A senior Turkish official said Monday that Ankara has asked NATO to consider Syria’s shooting down of a Turkish military reconnaissance plane last week an attack on the entire alliance.
“There is no doubt that Syrians deliberately targeted our plane in international airspace,” Turkish Deputy Prime Minister Bulent Arinc said Monday, the Associated Press reported. “It was an extremely hostile action.”
NATO’s governing board, the North Atlantic Council, is due to meet Tuesday to discuss the incident. Turkey says Syria on Friday (June 22) shot down with no warning an unarmed Turkish RF Phantom reconnaissance jet, whose pilots have yet to be found. Syria later fired on a Turkish rescue plane sent to try to recover the pilots, Turkey said Monday.
(Syria claims it was acting in self-defense and that it did not know the plane’s national origins–charges Turkish officials bitterly refute.)
“No doubt, Turkey has made necessary applications with NATO regarding Article 4 and Article 5,” Turkey’s deputy premier Arinc said Monday, according to the AP.
Under NATO’s Article 4, “any ally can request consultations whenever, in the opinion of any of them, their territorial integrity, political independence or security is threatened,” a NATO spokeswoman told Agence France Press.

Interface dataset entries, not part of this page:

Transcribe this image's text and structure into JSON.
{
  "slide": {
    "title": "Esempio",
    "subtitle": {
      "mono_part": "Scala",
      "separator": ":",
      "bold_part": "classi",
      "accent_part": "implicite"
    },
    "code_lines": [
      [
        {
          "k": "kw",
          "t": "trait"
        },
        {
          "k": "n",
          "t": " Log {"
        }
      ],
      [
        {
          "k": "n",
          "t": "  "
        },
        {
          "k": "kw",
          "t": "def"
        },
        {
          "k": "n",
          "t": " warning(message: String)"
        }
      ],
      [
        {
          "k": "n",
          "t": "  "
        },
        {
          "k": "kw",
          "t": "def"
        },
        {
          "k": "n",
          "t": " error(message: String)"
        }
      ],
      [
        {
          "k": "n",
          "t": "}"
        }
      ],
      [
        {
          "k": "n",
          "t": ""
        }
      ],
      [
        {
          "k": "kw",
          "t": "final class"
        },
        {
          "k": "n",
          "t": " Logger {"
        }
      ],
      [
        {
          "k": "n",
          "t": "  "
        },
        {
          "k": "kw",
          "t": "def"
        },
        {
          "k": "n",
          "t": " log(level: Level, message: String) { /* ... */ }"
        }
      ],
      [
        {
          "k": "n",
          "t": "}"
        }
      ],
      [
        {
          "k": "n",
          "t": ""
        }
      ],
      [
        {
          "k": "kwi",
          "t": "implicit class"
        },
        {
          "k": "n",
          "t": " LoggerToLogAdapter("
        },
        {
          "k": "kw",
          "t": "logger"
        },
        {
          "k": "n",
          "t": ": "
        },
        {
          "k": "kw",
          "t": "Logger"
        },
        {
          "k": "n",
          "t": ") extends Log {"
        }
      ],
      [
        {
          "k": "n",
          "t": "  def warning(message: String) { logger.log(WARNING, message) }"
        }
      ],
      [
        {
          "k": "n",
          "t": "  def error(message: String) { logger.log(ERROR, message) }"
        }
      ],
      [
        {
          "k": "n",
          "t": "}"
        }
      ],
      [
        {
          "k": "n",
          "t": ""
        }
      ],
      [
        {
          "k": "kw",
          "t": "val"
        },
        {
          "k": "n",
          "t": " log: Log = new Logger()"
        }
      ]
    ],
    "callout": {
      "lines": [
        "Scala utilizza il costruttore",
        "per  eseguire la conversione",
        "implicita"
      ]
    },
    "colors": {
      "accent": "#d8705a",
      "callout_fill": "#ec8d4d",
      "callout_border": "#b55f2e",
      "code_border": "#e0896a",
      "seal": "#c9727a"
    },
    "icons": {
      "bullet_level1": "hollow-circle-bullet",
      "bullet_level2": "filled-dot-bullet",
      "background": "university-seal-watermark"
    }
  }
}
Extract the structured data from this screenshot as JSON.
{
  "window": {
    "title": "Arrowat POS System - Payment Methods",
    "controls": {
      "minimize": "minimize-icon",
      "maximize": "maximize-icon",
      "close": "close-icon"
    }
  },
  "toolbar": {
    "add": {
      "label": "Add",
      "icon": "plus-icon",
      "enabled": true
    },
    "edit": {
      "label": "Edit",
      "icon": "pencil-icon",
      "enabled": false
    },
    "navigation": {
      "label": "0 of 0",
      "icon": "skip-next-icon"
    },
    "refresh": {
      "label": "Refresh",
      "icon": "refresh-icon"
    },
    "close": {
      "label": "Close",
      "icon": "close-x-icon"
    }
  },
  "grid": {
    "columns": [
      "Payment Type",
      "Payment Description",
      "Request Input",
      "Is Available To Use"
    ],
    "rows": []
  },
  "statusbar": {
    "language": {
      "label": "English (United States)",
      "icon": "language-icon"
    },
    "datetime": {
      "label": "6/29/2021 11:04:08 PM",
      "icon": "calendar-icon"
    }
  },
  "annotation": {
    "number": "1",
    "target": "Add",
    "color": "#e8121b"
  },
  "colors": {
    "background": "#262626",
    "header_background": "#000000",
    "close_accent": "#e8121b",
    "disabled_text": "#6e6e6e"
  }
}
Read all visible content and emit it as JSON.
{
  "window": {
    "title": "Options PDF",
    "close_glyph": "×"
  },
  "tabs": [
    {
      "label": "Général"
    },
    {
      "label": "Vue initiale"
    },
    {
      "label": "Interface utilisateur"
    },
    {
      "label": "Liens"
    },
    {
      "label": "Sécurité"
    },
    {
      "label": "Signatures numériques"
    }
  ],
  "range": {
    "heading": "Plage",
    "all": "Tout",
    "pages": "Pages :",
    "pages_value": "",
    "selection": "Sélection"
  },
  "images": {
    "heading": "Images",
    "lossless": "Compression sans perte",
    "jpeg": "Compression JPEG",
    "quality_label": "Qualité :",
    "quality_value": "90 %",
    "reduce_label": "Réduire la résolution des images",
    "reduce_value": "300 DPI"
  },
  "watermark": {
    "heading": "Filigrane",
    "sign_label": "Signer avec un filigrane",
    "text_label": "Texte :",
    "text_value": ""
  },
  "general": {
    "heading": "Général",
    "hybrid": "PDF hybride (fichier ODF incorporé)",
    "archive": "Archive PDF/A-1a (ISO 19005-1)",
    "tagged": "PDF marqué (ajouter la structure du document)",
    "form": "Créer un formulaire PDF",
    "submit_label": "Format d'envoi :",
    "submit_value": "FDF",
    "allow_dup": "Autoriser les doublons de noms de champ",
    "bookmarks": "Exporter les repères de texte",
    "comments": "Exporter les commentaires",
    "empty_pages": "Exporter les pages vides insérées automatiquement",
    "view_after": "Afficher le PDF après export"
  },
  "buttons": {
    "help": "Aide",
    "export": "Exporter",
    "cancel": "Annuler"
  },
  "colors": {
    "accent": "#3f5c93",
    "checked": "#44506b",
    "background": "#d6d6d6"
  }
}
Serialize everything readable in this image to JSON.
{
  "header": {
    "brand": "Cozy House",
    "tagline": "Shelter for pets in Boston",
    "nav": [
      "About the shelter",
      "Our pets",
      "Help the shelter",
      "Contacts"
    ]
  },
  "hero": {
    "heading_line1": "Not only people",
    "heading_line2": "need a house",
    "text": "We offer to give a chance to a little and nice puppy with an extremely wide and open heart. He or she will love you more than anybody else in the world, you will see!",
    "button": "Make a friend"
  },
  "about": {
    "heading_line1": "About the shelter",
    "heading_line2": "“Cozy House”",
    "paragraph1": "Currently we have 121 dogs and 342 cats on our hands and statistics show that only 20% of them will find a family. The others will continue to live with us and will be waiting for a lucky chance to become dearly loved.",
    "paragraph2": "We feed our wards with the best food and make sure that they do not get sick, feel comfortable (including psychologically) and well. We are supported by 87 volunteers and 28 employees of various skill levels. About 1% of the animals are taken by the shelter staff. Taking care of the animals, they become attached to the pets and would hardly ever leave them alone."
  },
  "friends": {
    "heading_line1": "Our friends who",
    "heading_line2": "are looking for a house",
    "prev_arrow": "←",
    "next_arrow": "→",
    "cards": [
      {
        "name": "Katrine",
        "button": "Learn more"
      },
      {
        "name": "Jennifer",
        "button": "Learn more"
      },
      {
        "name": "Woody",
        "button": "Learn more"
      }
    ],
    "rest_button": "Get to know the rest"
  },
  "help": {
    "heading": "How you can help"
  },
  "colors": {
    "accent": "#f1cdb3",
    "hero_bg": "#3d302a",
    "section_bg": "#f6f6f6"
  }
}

NATO Article 5 refers to an attack on the entire 28-member alliance, and has been invoked only once, after the September 11, 2001 terrorist attacks on the United States.
“It should be known that within legality we will of course use all rights granted under international law until the end,” Arinc said, the AP report said. “This also includes self-defense. This also includes retaliation many-fold … The public should be assured.”
However, Arinc added, “We have no intention of going at war with anyone.”
Secretary of State Hillary Clinton on Saturday spoke by phone with Turkish Foreign Minister Ahmet Davutoglu about the incident, and there have since been further US-Turkish consultations.
“There was no warning to this aircraft,” State Department spokeswoman Victoria Nuland told journalists at the State Department Monday. “It was just shot out of the sky. And that obviously is not in keeping with international norms in such incidents.”
Separately, a senior Turkish delegation on Monday canceled a planned visit to Washington this week to deal with the crisis.
(Turkish Prime Minister Recep Tayyip Erdogan attends a meeting in Ankara June 24, 2012. Turkey accused Syria on Sunday of shooting down a military plane in international airspace without warning and called a NATO meeting to discuss a response to Syrian President Bashar al-Assad. REUTERS/Prime Minister’s Press Office/Kayhan Ozer/Handout)